§ Exercise objective:
All lines from the one containing "What data populates" to the end of the data below are to be returned exactly, both ends included, with nothing added.

§ Source information:
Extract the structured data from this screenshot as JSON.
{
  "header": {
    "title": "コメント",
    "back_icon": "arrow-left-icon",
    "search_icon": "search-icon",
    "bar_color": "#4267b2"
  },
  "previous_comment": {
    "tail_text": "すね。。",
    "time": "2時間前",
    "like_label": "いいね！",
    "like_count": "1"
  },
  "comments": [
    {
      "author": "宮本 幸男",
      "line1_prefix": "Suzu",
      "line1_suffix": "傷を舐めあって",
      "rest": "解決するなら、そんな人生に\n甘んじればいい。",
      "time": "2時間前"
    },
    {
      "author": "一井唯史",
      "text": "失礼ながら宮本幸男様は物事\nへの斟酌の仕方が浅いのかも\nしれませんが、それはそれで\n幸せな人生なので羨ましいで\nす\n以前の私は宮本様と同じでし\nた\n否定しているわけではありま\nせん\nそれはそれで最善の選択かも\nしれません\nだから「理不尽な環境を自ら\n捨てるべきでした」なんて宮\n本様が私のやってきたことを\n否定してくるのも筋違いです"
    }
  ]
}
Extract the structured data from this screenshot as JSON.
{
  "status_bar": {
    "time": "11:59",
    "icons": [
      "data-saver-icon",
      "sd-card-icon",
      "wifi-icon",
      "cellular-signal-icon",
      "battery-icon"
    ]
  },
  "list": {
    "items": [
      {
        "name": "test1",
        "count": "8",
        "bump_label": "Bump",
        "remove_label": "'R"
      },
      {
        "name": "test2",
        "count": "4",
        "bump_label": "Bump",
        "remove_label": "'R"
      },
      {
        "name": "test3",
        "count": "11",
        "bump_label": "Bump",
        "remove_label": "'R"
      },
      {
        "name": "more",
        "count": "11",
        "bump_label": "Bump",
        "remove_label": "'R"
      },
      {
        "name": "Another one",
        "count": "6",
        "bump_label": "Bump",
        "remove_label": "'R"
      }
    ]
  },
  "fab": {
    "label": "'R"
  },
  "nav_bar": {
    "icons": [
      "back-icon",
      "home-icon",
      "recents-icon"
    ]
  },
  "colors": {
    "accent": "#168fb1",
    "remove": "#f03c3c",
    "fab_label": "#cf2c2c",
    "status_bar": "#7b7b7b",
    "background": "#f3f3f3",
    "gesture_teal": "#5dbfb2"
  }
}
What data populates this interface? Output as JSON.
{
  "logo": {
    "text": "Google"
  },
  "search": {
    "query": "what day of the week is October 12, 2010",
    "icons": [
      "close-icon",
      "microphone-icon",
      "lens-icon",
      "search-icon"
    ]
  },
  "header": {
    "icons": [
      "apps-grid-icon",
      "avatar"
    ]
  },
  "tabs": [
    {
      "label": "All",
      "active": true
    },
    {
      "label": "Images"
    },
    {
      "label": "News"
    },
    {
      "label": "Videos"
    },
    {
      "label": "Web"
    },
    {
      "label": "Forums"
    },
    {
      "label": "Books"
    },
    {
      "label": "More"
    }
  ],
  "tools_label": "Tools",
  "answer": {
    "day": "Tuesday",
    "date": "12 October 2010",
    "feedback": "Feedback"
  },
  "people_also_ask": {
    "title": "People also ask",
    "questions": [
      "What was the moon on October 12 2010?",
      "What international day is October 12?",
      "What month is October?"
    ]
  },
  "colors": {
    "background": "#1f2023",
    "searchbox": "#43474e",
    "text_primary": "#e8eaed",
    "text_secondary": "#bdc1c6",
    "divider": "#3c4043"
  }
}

§ Expected answer:
What data populates this interface? Output as JSON.
{
  "logo": {
    "text": "Google"
  },
  "search": {
    "query": "what day of the week is October 12, 2010",
    "icons": [
      "close-icon",
      "microphone-icon",
      "lens-icon",
      "search-icon"
    ]
  },
  "header": {
    "icons": [
      "apps-grid-icon",
      "avatar"
    ]
  },
  "tabs": [
    {
      "label": "All",
      "active": true
    },
    {
      "label": "Images"
    },
    {
      "label": "News"
    },
    {
      "label": "Videos"
    },
    {
      "label": "Web"
    },
    {
      "label": "Forums"
    },
    {
      "label": "Books"
    },
    {
      "label": "More"
    }
  ],
  "tools_label": "Tools",
  "answer": {
    "day": "Tuesday",
    "date": "12 October 2010",
    "feedback": "Feedback"
  },
  "people_also_ask": {
    "title": "People also ask",
    "questions": [
      "What was the moon on October 12 2010?",
      "What international day is October 12?",
      "What month is October?"
    ]
  },
  "colors": {
    "background": "#1f2023",
    "searchbox": "#43474e",
    "text_primary": "#e8eaed",
    "text_secondary": "#bdc1c6",
    "divider": "#3c4043"
  }
}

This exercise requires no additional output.